  28. ^ Hallaq, Wael B. (2005-01-01). The Origins and Evolution of Islamic Law. Cambridge University Press. p. 159. ISBN 9780521005807. 
  29. ^ Waines, David (2003-11-06). An Introduction to Islam. Cambridge University Press. p. 66. ISBN 9780521539067. 
  30. ^ Houtsma, M. Th (1993-01-01). E. J. Brill's First Encyclopaedia of Islam, 1913-1936. BRILL. p. 840. ISBN 9004097902. 
  31. ^ Esposito, John (2017). "The Muslim 500: The World's 500 Most Influential Muslims" (PDF). The Muslim 500. p. 32. Retrieved August 2, 2017. 
  32. ^ Camilla Adang, "This Day I have Perfected Your Religion For You: A Zahiri Conception of Religious Authority," p.33. Taken from Speaking for Islam: Religious Authorities in Muslim Societies. Ed. Gudrun Krämer and Sabine Schmidtke. Leiden: Brill Publishers, 2006
  33. ^ Ignác Goldziher, The Zahiris, pg. 15. Volume 3 of Brill Classics in Islam. Leiden: Brill Publishers, 2008. ISBN 9789004162419

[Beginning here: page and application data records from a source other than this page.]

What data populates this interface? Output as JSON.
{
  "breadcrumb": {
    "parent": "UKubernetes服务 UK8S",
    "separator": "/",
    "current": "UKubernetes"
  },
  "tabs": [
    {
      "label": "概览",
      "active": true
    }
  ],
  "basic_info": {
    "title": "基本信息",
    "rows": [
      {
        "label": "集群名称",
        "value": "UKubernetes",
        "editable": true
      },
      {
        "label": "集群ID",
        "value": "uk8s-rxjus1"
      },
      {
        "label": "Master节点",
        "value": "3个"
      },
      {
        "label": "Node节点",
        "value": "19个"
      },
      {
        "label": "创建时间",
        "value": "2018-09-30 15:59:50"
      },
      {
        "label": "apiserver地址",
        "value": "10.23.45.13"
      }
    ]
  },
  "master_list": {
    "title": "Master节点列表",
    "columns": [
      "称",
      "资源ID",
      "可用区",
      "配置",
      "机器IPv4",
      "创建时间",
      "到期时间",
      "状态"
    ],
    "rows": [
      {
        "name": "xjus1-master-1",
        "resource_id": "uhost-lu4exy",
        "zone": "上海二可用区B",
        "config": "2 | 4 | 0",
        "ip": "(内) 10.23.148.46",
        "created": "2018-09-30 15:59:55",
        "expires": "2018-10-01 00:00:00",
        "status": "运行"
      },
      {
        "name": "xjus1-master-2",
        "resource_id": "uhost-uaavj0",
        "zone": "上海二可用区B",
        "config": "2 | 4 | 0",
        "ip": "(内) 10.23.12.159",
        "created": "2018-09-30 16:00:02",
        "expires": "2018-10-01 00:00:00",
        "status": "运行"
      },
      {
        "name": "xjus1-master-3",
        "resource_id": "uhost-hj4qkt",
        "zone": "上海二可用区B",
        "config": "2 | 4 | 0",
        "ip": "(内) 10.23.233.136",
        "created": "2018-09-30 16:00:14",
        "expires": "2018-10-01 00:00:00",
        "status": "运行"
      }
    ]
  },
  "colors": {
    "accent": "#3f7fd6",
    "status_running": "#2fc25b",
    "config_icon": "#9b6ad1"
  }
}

  34. ^ Wensick, A.J. (1932). The Muslim Creed. London: Cambridge University Press. p. 125. 
  35. ^ Zubair Ali ZaiIs Fiqh ul-Akbar Imaam Abu Haneefah's book. Taken from The Story of the Fabricated book and the Rabbaanee Scholars, pg. 19–20. Trns. Abu Hibbaan and Abu Khuzaimah Ansaari.
  36. ^ Ibn Yusuf Mangera, Mufti Abdur-Rahman (November 2007). Imam Abu Hanifa's Al-Fiqh Al-Akbar Explained (First ed.). California, USA: White Thread Press. pp. 24–35. ISBN 978-1-933764-03-0. 
  37. ^ Ibn Yusuf Mangera, Mufti Abdur-Rahman (November 2007). Imam Abu Hanifa's Al-Fiqh Al-Akbar Explained (First ed.). California, USA: White Thread Press. pp. 24–35. ISBN 978-1-933764-03-0. 

ReferencesEdit

External linksEdit